Element data from apps and pages:

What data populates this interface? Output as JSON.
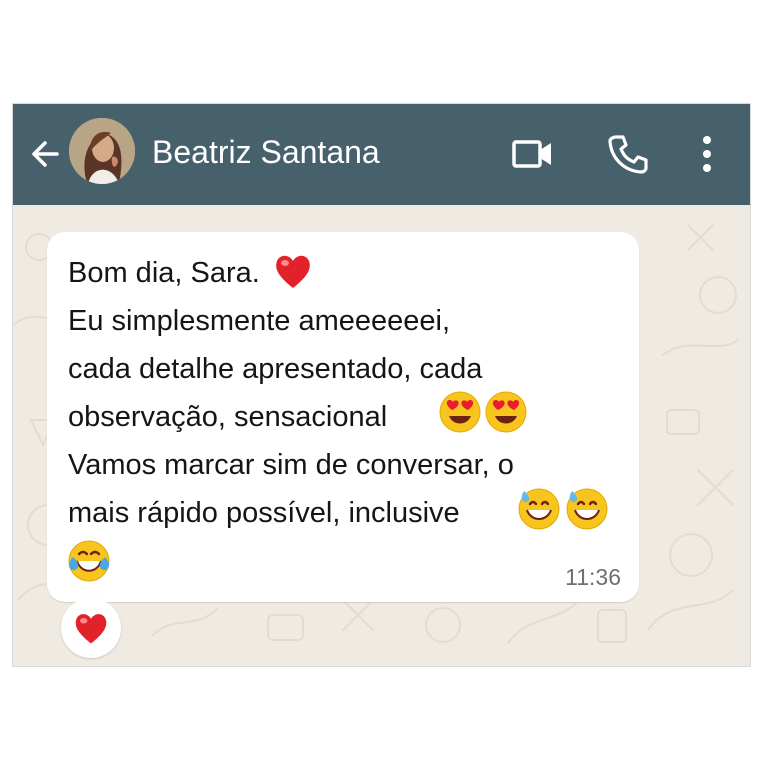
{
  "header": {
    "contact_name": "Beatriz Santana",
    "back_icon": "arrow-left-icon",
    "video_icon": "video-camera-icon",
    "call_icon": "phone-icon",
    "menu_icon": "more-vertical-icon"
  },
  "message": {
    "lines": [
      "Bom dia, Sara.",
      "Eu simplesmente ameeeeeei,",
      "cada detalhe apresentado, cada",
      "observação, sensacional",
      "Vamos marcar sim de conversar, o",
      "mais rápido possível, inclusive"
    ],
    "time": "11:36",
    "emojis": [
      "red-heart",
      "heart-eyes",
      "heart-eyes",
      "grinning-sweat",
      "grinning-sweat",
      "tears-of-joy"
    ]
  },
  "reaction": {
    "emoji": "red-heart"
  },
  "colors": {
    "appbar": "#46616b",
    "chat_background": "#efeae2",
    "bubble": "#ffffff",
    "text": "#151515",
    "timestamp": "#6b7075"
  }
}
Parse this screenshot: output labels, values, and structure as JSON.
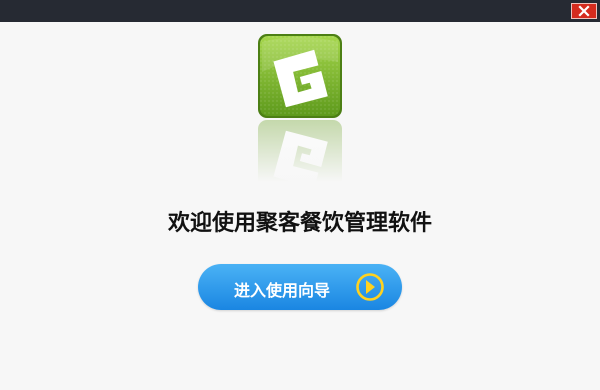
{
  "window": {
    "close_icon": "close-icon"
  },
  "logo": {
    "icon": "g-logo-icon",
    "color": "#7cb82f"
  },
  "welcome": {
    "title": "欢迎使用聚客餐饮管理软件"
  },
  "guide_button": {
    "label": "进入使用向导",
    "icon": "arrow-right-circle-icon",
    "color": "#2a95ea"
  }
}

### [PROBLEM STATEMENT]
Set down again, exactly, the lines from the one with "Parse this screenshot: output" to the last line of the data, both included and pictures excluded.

### [ANSWER FOR THE TASK]
Parse this screenshot: output labels, values, and structure as JSON.
{
  "window": {
    "close_icon": "close-icon"
  },
  "logo": {
    "icon": "g-logo-icon",
    "color": "#7cb82f"
  },
  "welcome": {
    "title": "欢迎使用聚客餐饮管理软件"
  },
  "guide_button": {
    "label": "进入使用向导",
    "icon": "arrow-right-circle-icon",
    "color": "#2a95ea"
  }
}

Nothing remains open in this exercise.